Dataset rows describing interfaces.

☆ ☆ ☆ ☆ ☆ ☆ ☆

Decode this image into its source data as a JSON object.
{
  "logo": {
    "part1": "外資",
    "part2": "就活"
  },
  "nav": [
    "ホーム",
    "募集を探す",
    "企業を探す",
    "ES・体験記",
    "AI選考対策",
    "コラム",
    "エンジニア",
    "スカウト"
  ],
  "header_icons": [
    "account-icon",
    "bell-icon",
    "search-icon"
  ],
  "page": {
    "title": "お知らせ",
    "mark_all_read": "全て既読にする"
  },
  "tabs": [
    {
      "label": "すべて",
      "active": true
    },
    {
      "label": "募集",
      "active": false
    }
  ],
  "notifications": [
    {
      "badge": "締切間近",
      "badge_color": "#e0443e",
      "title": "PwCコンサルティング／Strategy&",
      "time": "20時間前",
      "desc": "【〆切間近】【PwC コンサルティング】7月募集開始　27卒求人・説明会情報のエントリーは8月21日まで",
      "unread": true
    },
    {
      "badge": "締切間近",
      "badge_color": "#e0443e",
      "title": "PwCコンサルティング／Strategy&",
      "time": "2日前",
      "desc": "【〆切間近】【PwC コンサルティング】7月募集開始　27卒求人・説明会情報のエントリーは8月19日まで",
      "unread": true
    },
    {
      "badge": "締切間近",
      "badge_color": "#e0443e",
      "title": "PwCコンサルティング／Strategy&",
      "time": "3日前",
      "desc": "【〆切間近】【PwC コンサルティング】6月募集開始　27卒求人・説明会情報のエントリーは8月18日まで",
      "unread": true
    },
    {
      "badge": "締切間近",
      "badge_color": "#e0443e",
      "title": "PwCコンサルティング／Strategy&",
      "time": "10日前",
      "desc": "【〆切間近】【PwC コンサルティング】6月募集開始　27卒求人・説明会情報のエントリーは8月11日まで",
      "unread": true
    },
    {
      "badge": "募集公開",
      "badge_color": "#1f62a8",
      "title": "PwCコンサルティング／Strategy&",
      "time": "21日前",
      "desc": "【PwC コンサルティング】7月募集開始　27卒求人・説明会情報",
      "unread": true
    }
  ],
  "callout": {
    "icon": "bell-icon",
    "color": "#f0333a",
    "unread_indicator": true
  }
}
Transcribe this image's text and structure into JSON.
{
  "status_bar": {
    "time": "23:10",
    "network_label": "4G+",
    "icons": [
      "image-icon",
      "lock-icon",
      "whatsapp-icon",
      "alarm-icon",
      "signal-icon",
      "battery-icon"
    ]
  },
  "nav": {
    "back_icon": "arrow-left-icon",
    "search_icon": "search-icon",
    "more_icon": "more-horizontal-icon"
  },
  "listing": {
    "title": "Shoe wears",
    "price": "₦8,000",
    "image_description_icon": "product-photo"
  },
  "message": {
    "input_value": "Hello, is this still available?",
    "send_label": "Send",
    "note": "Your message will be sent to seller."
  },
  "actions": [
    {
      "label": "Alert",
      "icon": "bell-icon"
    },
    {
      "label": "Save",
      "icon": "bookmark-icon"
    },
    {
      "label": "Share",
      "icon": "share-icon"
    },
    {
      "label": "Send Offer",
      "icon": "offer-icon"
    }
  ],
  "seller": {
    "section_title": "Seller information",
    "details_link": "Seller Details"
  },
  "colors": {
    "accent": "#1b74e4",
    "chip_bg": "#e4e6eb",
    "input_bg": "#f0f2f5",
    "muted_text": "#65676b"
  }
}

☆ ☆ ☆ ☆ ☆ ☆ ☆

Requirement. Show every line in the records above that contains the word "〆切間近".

Your solution.
      "desc": "【〆切間近】【PwC コンサルティング】7月募集開始　27卒求人・説明会情報のエントリーは8月21日まで",
      "desc": "【〆切間近】【PwC コンサルティング】7月募集開始　27卒求人・説明会情報のエントリーは8月19日まで",
      "desc": "【〆切間近】【PwC コンサルティング】6月募集開始　27卒求人・説明会情報のエントリーは8月18日まで",
      "desc": "【〆切間近】【PwC コンサルティング】6月募集開始　27卒求人・説明会情報のエントリーは8月11日まで",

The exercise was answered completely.